Dung and child murder are the key ingredients of this bawdy and rivetingly funny radio play by Samuel Beckett, performed on the stage here for the first time
Who would have thought that old age and child murder could be so amusing? In recent times, Beckett seems to have garnered a reputation for po-faced highbrow literature, yet the play’s sharp comedic wit and raunchy double entendres should come as no surprise (’Stiff! Well I like that! And me heaving all over back and front’). An optimist he is not, but Beckett is a master of both gallows humour and poo jokes. Here, the humour is amped up with cartoon-style sound effects and fast, sharp delivery worthy of a screwball comedy.
On the other hand, Beckett is not usually one to employ tropes as bourgeois as plot, character or setting. The Unnamable is more typical: 200 pages of unpunctuated ramblings from a limbless, perhaps bodiless entity in the middle of a darkened space, talking about the nature of language and existentialism. Or How It Is, a prose piece about two figures walking through mud, which rhythmically repeats a handful of key phrases with the occasional slight variation.

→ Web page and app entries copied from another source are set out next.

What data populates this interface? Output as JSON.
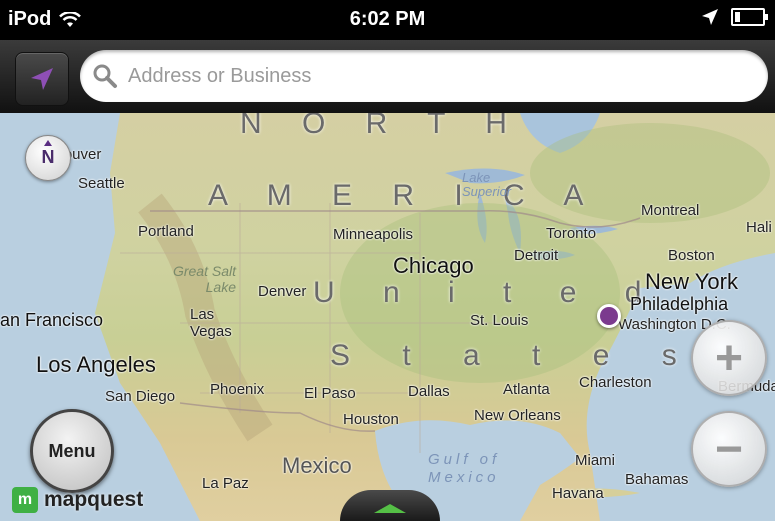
{
  "status_bar": {
    "carrier": "iPod",
    "time": "6:02 PM"
  },
  "search": {
    "placeholder": "Address or Business"
  },
  "map": {
    "north_label": "N",
    "labels": {
      "north": "N O R T H",
      "america": "A M E R I C A",
      "united": "U n i t e d",
      "states": "S t a t e s",
      "mexico": "Mexico",
      "lake_superior": "Lake Superior",
      "great_salt_lake": "Great Salt Lake",
      "gulf": "Gulf of Mexico",
      "vancouver": "ncouver",
      "seattle": "Seattle",
      "portland": "Portland",
      "san_francisco": "an Francisco",
      "los_angeles": "Los Angeles",
      "san_diego": "San Diego",
      "las_vegas": "Las Vegas",
      "phoenix": "Phoenix",
      "denver": "Denver",
      "el_paso": "El Paso",
      "la_paz": "La Paz",
      "minneapolis": "Minneapolis",
      "chicago": "Chicago",
      "st_louis": "St. Louis",
      "dallas": "Dallas",
      "houston": "Houston",
      "atlanta": "Atlanta",
      "new_orleans": "New Orleans",
      "miami": "Miami",
      "havana": "Havana",
      "bahamas": "Bahamas",
      "bermuda": "Bermuda",
      "charleston": "Charleston",
      "washington": "Washington D.C.",
      "philadelphia": "Philadelphia",
      "new_york": "New York",
      "boston": "Boston",
      "montreal": "Montreal",
      "toronto": "Toronto",
      "detroit": "Detroit",
      "halifax": "Hali"
    }
  },
  "controls": {
    "zoom_in": "+",
    "zoom_out": "−",
    "menu": "Menu"
  },
  "brand": {
    "logo_mark": "m",
    "logo_text": "mapquest",
    "accent_color": "#3fb044"
  }
}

In All that Fall, conversely, you get all of these devices. The play is said to be Beckett’s most Irish and strongly autobiographical: the setting is the Irish town of Boghill, based on Beckett’s native Foxrock, near Dublin. The action is structured into three distinct sections: the trip towards the train station, the station itself, and the walk back home. The characters are fully fledged, with names and back stories rooted in real settings. There is foreshadowing, suspense, and finally a big reveal. Yet, one would be pushed to call the play ‘conventional’.
The story follows septuagenarian Maddy Rooney as she tries to get to the train station in time to meet her blind husband Dan after a Saturday morning’s work. As she walks there, she encounters a succession of male friends who offer her a lift in increasingly modern forms of transport, but her journey is beset by obstacles. When she finally arrives at the station, late, she finds that the train is delayed by a huge quarter of an hour, the reasons for which we find out later.
Beckett’s recurring preoccupations appear again and again in his work, and this play includes many of them: Irishness and exile, old age, rotting, non-existence, Dante, the failure of language to represent the world, the inadequacy of God and religion, and dung. The piercing critique of organised religion comes in the form of pious Miss Fitt, whose Dickensian name marks her out as the ridiculous and strange character she is.
The piece’s origins as a radio play are underlined rather than effaced in this stylised production, in accordance with the wishes of the famously strict Beckett Estate. The actors carry scripts, which impede their movements and interactions with each other, and the sound effects are deliberately incongruous. Eileen Atkins’s Mrs Rooney is svelte, yet her footsteps are made to squelch grotesquely, to match the character’s four hundred pounds of audible flesh.
This transposition from the radio to the stage is generally smooth; however, the theatre production hints heavily towards a certain interpretation of events, which could perhaps have been left more open to discussion. The ending is, necessarily, much more ambiguous in the radio play, where you can’t see the characters or their reactions.
The production is an acclaimed one, directed by Sir Trevor Nunn and with Sir Michael ‘Dumbledore’ Gambon as the cantankerous Mr Rooney. Yet the standout performance is from Eileen Atkins: funny, warm, and played with genuine pathos where necessary. It would be misguided to look for any trace of feminism in the play – like many of Beckett’s women, Mrs Rooney embodies the typically female faults of garrulity and melodrama – although, in fairness, the male characters hardly come out of it well either.
To play this role, Atkins turned down a lucrative film role in Martin Scorsese’s The Wolf of Wall Street involving a sexy scene with Leonardo di Caprio, which then went to Joanna Lumley. Yet, judging from the gusto with which Atkins embodies the role of Maddy Rooney, it looks like she’s having much more fun at the theatre.